Since there are so many and varied ways that we can be exposed to loss of control, and there is no way to anticipate them all, how do we as pilots deal with the issue? One way is to recognize trouble when we see it. Just as when we are driving a car, we need to be able to know when we are entering a dangerous neighborhood. “Dangerous neighborhoods” for loss of control include those situations that put Martha and me at risk — like maneuvering over landmarks, flying with low ceilings and/or visibilities, and unusual maneuvering in the traffic pattern, particularly when turning base to final. Bad neighborhoods for IFR loss of control include flying IFR when not proficient and flying in icing conditions.
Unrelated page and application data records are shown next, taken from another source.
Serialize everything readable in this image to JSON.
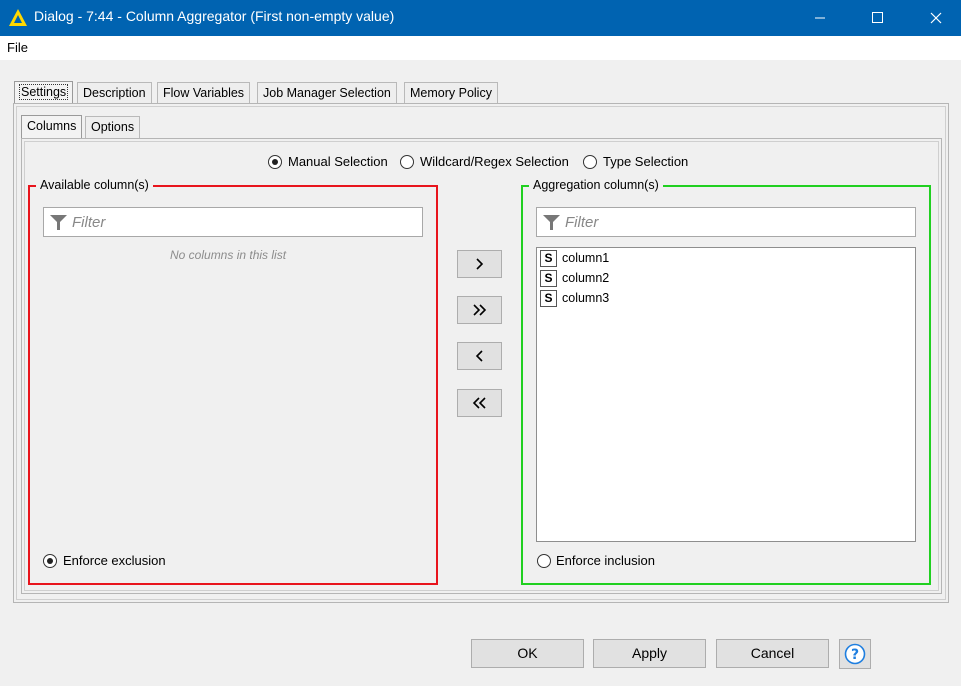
{
  "window": {
    "title": "Dialog - 7:44 - Column Aggregator (First non-empty value)",
    "accent": "#0063b1"
  },
  "menu": {
    "file": "File"
  },
  "outer_tabs": [
    "Settings",
    "Description",
    "Flow Variables",
    "Job Manager Selection",
    "Memory Policy"
  ],
  "inner_tabs": [
    "Columns",
    "Options"
  ],
  "selection_mode": {
    "options": [
      "Manual Selection",
      "Wildcard/Regex Selection",
      "Type Selection"
    ],
    "selected": "Manual Selection"
  },
  "available": {
    "title": "Available column(s)",
    "filter_placeholder": "Filter",
    "empty_message": "No columns in this list",
    "enforce_label": "Enforce exclusion",
    "enforce_selected": true,
    "border_color": "#e8141c"
  },
  "aggregation": {
    "title": "Aggregation column(s)",
    "filter_placeholder": "Filter",
    "columns": [
      {
        "type": "S",
        "name": "column1"
      },
      {
        "type": "S",
        "name": "column2"
      },
      {
        "type": "S",
        "name": "column3"
      }
    ],
    "enforce_label": "Enforce inclusion",
    "enforce_selected": false,
    "border_color": "#20d020"
  },
  "move_buttons": [
    "add-icon",
    "add-all-icon",
    "remove-icon",
    "remove-all-icon"
  ],
  "buttons": {
    "ok": "OK",
    "apply": "Apply",
    "cancel": "Cancel"
  }
}
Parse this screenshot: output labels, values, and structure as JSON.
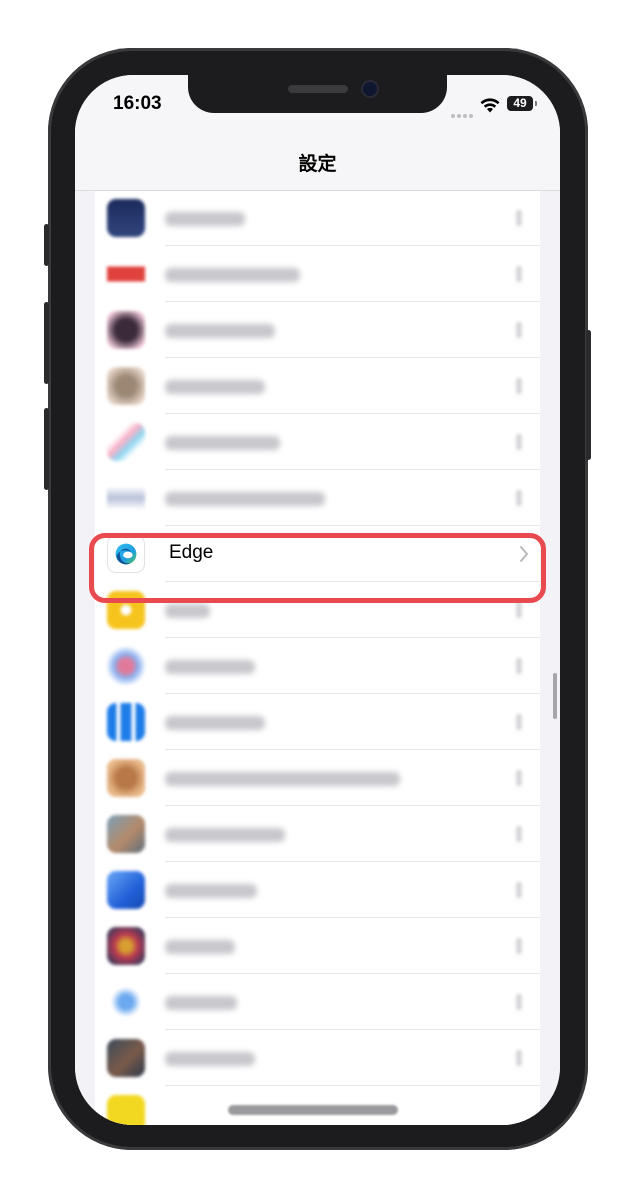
{
  "status_bar": {
    "time": "16:03",
    "battery": "49"
  },
  "nav": {
    "title": "設定"
  },
  "edge_row": {
    "label": "Edge"
  },
  "colors": {
    "highlight": "#e84a4f",
    "list_background": "#f2f2f7"
  },
  "icons": {
    "edge": "edge-app-icon",
    "chevron": "chevron-right-icon",
    "wifi": "wifi-icon",
    "battery": "battery-icon"
  }
}
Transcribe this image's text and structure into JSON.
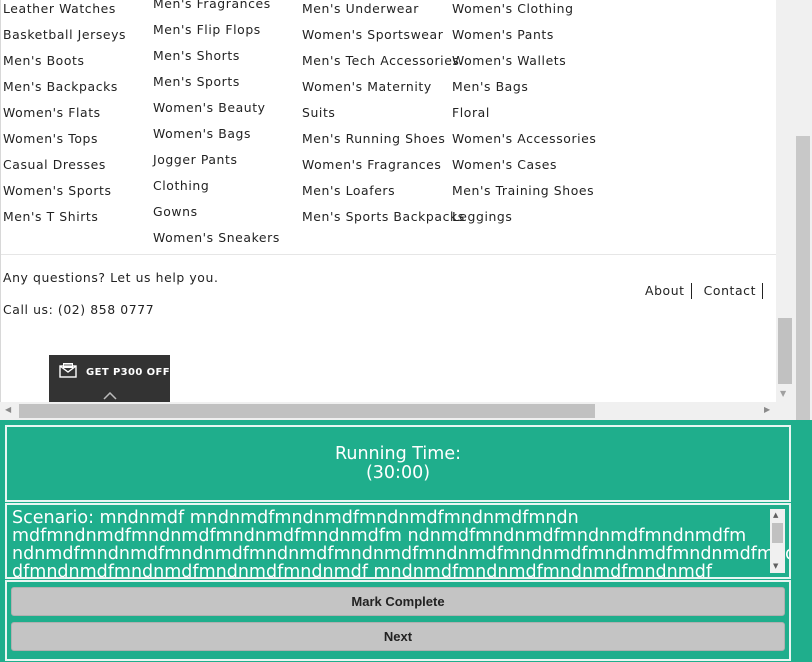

The reason why we study aviation knowledge and risk management is so we will learn when we are entering these dangerous neighborhoods. We need to be able to “smell” trouble. It is part of our situational awareness.
Martha and I are proof that pilots don’t always stay out of dangerous neighborhoods. Sometimes avoiding loss of control requires good stick and rudder skills. When we talk about stick and rudder skills, we are often thinking mostly about the physical manipulation of the controls. But knowing what to do with the controls and when is key. That requires a sensitive “seat of the pants” — a feel for what the airplane is doing. There are many “sensitivities” that help us avoid loss of control, but two in particular are essential.
First is a sensitivity as to whether the longitudinal axis is yawed directly into the relative wind without looking at the slip/skid indicator. When the airplane is neither slipping nor skidding, the wings are equally exposed to the relative wind. So if the aircraft stalls, it won’t tend to spin, and recovery is much easier. Keeping the nose yawed directly into the wind has the bonus of making the fight much more comfortable for the aircraft’s occupants.
Second is load factor sensitivity — an awareness of when there is more than one G on the seat of the pants. High load factor causes the airplane to stall at much higher speeds with much less warning. Load factor can come from turbulence and changing our pitch attitude, but the most common source of load factor that leads to surprise loss of control is steep banks with back pressure.
Pilots who have these two sensitivities are far more likely to keep their airplane under control even if they stray inadvertently into a “dangerous neighborhood.” Martha’s first instructor put special effort into seeing that she had learned these sensitivities. It is easy for pilots who do most of their flying in jets to lose the habit of keeping the nose yawed directly into the wind. It is not a problem for me, though, because thanks to her primary instructor, Martha is very sensitive to it and helpfully points out to me whenever I need more rudder.